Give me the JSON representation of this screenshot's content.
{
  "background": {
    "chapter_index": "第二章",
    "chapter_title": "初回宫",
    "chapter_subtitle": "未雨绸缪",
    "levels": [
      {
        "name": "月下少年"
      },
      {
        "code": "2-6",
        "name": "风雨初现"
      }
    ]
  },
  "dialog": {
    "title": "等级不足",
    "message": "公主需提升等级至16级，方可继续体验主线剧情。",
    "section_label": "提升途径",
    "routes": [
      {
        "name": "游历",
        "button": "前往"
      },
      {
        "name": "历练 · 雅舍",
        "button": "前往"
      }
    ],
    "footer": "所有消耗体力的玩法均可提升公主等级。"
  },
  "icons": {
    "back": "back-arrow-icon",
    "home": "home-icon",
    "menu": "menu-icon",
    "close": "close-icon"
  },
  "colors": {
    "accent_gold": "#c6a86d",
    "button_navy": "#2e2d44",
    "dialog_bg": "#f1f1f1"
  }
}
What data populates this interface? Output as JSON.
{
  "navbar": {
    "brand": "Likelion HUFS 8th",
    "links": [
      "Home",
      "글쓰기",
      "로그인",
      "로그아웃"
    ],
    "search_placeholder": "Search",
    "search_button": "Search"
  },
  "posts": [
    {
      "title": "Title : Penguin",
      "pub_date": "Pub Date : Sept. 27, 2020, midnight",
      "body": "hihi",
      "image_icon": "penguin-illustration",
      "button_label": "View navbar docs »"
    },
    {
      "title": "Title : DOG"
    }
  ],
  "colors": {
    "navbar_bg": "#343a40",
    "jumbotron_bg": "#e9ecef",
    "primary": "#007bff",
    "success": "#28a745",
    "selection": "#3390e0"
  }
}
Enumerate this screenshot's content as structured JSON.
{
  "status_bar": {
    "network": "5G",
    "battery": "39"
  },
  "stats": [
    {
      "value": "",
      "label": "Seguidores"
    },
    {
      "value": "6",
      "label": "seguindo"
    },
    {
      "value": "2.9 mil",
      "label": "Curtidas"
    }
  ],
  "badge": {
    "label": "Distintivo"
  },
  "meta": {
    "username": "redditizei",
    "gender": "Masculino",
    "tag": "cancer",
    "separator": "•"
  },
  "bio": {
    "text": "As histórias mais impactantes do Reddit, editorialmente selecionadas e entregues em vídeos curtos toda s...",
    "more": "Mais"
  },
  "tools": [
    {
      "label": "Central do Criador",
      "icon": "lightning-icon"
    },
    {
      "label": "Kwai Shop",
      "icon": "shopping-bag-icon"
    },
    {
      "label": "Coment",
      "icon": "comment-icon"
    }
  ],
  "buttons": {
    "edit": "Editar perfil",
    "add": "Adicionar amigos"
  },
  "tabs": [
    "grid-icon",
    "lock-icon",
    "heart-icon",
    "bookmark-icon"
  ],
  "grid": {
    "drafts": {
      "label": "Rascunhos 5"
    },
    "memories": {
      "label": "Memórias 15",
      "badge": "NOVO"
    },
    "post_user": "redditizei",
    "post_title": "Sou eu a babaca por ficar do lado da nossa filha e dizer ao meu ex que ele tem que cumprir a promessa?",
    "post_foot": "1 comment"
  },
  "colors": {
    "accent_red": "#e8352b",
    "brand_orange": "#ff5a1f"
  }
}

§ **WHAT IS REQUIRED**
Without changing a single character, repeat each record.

§ **SOLUTION TO THIS TASK**
Give me the JSON representation of this screenshot's content.
{
  "background": {
    "chapter_index": "第二章",
    "chapter_title": "初回宫",
    "chapter_subtitle": "未雨绸缪",
    "levels": [
      {
        "name": "月下少年"
      },
      {
        "code": "2-6",
        "name": "风雨初现"
      }
    ]
  },
  "dialog": {
    "title": "等级不足",
    "message": "公主需提升等级至16级，方可继续体验主线剧情。",
    "section_label": "提升途径",
    "routes": [
      {
        "name": "游历",
        "button": "前往"
      },
      {
        "name": "历练 · 雅舍",
        "button": "前往"
      }
    ],
    "footer": "所有消耗体力的玩法均可提升公主等级。"
  },
  "icons": {
    "back": "back-arrow-icon",
    "home": "home-icon",
    "menu": "menu-icon",
    "close": "close-icon"
  },
  "colors": {
    "accent_gold": "#c6a86d",
    "button_navy": "#2e2d44",
    "dialog_bg": "#f1f1f1"
  }
}
What data populates this interface? Output as JSON.
{
  "navbar": {
    "brand": "Likelion HUFS 8th",
    "links": [
      "Home",
      "글쓰기",
      "로그인",
      "로그아웃"
    ],
    "search_placeholder": "Search",
    "search_button": "Search"
  },
  "posts": [
    {
      "title": "Title : Penguin",
      "pub_date": "Pub Date : Sept. 27, 2020, midnight",
      "body": "hihi",
      "image_icon": "penguin-illustration",
      "button_label": "View navbar docs »"
    },
    {
      "title": "Title : DOG"
    }
  ],
  "colors": {
    "navbar_bg": "#343a40",
    "jumbotron_bg": "#e9ecef",
    "primary": "#007bff",
    "success": "#28a745",
    "selection": "#3390e0"
  }
}
Enumerate this screenshot's content as structured JSON.
{
  "status_bar": {
    "network": "5G",
    "battery": "39"
  },
  "stats": [
    {
      "value": "",
      "label": "Seguidores"
    },
    {
      "value": "6",
      "label": "seguindo"
    },
    {
      "value": "2.9 mil",
      "label": "Curtidas"
    }
  ],
  "badge": {
    "label": "Distintivo"
  },
  "meta": {
    "username": "redditizei",
    "gender": "Masculino",
    "tag": "cancer",
    "separator": "•"
  },
  "bio": {
    "text": "As histórias mais impactantes do Reddit, editorialmente selecionadas e entregues em vídeos curtos toda s...",
    "more": "Mais"
  },
  "tools": [
    {
      "label": "Central do Criador",
      "icon": "lightning-icon"
    },
    {
      "label": "Kwai Shop",
      "icon": "shopping-bag-icon"
    },
    {
      "label": "Coment",
      "icon": "comment-icon"
    }
  ],
  "buttons": {
    "edit": "Editar perfil",
    "add": "Adicionar amigos"
  },
  "tabs": [
    "grid-icon",
    "lock-icon",
    "heart-icon",
    "bookmark-icon"
  ],
  "grid": {
    "drafts": {
      "label": "Rascunhos 5"
    },
    "memories": {
      "label": "Memórias 15",
      "badge": "NOVO"
    },
    "post_user": "redditizei",
    "post_title": "Sou eu a babaca por ficar do lado da nossa filha e dizer ao meu ex que ele tem que cumprir a promessa?",
    "post_foot": "1 comment"
  },
  "colors": {
    "accent_red": "#e8352b",
    "brand_orange": "#ff5a1f"
  }
}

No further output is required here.